Look through the data and write out every line with the word "screenshot" in it.

Data extracted from a collection:
=== Section Start ===
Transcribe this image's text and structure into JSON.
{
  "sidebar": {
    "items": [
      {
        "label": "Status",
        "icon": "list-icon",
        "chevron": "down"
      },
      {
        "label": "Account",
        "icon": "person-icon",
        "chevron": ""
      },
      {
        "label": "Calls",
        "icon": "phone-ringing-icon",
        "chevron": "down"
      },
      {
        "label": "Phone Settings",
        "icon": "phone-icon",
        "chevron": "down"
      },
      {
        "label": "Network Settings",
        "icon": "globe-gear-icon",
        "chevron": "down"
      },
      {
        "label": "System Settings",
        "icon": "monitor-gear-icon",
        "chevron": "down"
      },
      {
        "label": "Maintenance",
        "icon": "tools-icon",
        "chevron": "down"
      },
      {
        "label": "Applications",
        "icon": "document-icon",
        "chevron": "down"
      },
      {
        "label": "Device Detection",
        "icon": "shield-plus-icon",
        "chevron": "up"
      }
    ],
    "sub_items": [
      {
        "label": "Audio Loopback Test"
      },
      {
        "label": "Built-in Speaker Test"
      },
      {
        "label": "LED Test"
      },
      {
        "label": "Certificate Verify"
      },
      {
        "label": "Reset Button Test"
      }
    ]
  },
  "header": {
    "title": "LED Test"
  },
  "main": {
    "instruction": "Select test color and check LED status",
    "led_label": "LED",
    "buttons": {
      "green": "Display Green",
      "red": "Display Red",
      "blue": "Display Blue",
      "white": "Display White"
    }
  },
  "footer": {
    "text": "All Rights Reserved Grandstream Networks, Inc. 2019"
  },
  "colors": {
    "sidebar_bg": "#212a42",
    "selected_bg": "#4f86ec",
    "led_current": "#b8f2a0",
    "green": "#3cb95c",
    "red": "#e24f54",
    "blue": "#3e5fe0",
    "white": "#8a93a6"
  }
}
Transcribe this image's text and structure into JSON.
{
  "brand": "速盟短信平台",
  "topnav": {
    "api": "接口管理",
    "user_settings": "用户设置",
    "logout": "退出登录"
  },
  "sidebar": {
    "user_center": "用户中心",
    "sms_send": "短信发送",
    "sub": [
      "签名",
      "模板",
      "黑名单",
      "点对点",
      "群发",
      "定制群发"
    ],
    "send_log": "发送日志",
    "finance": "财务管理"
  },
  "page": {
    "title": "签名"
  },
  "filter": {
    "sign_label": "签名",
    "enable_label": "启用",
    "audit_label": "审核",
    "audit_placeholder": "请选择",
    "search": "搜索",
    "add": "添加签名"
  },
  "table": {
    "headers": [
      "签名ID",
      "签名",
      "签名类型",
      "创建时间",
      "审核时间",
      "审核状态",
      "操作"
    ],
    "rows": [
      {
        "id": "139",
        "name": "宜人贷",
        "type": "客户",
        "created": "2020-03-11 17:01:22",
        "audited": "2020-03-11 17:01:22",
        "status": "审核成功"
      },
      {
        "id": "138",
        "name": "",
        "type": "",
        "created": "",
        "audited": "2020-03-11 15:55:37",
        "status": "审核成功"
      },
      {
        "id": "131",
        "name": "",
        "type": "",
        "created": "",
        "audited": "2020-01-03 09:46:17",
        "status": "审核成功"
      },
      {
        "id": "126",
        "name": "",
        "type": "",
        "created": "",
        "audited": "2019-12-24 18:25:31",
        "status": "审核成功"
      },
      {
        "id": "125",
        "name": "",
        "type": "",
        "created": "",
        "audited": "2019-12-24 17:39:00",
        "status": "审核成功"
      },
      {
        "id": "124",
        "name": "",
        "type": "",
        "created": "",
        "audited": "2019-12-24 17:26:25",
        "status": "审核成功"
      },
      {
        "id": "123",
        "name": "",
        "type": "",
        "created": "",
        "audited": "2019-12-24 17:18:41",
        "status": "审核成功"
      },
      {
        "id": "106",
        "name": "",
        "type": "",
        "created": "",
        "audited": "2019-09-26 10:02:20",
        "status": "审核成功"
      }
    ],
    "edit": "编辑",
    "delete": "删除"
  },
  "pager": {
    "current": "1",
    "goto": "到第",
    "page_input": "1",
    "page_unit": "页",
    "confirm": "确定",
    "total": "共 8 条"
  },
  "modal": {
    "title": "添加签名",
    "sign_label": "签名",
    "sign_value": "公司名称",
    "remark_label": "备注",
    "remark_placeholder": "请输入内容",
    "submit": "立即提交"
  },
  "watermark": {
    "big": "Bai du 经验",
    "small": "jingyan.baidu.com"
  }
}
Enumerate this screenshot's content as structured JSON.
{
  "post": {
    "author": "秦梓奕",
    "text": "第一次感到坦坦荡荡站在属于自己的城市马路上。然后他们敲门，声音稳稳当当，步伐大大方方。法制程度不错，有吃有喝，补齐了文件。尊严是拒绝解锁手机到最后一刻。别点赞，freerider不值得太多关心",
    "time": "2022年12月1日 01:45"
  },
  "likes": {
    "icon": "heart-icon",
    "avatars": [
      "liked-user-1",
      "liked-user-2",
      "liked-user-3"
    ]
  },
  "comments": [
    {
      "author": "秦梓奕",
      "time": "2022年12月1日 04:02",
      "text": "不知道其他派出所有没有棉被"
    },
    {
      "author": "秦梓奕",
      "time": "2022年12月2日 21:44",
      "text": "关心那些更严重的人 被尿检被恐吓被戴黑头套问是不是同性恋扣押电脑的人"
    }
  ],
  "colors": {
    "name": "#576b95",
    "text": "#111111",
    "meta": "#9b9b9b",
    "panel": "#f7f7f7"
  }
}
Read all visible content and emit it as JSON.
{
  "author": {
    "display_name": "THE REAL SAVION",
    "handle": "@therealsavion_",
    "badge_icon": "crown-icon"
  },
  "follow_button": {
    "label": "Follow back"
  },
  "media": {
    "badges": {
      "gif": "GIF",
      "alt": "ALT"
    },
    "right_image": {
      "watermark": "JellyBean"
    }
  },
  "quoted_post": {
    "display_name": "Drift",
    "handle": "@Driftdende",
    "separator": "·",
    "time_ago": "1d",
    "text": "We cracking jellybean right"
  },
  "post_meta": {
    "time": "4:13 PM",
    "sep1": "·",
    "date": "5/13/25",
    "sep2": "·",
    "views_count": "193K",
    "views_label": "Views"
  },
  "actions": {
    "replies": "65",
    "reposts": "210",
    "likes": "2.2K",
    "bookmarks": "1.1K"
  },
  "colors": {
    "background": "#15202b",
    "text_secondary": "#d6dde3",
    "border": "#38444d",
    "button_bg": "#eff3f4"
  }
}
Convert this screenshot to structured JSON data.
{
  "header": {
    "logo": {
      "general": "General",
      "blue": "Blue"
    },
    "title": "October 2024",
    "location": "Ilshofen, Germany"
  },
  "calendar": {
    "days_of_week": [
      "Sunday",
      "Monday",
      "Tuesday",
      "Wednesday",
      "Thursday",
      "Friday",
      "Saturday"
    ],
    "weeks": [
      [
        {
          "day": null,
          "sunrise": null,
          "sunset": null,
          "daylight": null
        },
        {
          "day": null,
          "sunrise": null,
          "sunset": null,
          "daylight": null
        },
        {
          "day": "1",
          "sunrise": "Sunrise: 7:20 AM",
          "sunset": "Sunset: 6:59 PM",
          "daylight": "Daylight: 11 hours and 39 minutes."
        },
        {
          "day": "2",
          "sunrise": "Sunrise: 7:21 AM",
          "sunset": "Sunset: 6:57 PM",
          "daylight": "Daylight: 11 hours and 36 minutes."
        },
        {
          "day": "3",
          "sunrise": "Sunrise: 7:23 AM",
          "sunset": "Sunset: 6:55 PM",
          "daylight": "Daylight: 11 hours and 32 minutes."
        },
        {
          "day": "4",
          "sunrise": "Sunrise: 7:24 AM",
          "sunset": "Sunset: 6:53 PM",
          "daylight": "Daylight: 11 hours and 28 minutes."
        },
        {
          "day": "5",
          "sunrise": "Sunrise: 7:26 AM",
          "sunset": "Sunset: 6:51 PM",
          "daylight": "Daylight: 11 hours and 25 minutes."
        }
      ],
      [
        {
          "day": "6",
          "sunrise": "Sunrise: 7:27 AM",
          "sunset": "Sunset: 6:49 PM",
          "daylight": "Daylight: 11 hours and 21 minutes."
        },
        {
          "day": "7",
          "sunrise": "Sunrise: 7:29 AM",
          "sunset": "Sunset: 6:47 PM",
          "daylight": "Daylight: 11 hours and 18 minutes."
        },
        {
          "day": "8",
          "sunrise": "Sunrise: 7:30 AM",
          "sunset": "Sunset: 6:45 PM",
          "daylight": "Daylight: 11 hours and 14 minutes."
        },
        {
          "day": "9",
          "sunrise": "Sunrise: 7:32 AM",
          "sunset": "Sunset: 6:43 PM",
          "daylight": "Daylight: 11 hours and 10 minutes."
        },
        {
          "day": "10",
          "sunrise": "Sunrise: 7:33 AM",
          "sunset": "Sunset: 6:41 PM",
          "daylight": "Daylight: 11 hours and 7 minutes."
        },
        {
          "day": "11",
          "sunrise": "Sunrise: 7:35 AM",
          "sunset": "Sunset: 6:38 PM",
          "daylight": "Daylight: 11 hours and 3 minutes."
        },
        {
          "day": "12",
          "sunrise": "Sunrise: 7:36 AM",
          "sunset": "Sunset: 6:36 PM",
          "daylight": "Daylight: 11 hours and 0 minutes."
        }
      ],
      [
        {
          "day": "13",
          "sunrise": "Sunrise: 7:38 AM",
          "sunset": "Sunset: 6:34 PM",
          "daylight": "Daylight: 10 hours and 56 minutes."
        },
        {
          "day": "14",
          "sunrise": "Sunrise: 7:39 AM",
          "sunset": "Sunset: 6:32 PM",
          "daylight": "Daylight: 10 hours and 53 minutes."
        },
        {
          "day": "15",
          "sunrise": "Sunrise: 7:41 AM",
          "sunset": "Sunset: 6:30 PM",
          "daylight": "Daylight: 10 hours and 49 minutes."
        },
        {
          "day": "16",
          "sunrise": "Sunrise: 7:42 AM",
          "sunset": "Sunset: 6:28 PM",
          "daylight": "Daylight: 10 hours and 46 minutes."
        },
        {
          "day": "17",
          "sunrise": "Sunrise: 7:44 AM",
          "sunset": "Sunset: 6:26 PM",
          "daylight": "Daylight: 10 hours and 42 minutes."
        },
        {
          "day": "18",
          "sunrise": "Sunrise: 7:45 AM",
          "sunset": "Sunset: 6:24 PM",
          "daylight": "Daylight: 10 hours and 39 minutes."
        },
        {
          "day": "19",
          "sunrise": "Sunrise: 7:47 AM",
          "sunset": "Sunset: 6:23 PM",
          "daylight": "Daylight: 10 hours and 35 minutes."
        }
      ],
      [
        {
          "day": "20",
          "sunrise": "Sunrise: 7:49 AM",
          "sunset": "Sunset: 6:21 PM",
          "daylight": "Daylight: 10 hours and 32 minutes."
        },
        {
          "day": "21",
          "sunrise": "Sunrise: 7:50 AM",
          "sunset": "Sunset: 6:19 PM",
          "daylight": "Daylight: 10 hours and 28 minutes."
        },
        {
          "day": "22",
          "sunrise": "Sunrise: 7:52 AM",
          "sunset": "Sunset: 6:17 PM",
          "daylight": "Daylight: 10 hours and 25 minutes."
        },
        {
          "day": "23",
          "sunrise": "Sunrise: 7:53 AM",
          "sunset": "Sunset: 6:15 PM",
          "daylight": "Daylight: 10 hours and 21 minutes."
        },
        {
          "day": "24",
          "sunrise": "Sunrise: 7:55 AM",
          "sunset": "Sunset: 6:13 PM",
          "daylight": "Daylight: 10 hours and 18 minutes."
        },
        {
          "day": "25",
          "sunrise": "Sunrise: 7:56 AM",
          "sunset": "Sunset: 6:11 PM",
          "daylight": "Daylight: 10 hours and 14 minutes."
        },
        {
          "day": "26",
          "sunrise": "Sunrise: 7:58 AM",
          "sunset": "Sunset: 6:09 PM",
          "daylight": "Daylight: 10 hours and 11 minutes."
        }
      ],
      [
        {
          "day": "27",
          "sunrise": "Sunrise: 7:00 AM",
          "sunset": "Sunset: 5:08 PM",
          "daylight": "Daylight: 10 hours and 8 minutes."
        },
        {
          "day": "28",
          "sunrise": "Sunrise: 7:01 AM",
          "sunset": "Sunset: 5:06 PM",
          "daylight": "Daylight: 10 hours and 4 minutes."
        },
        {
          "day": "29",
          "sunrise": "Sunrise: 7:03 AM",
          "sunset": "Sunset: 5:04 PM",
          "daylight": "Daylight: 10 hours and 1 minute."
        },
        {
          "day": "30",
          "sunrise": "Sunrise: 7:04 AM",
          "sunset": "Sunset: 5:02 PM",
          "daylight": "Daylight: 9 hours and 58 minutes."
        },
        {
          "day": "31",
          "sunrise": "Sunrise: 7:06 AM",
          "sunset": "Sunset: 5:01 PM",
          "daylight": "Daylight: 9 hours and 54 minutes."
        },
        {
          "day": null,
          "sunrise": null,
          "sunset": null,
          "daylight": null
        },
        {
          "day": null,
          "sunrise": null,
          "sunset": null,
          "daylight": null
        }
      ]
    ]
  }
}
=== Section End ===
TASK SOLUTION »
Enumerate this screenshot's content as structured JSON.
Convert this screenshot to structured JSON data.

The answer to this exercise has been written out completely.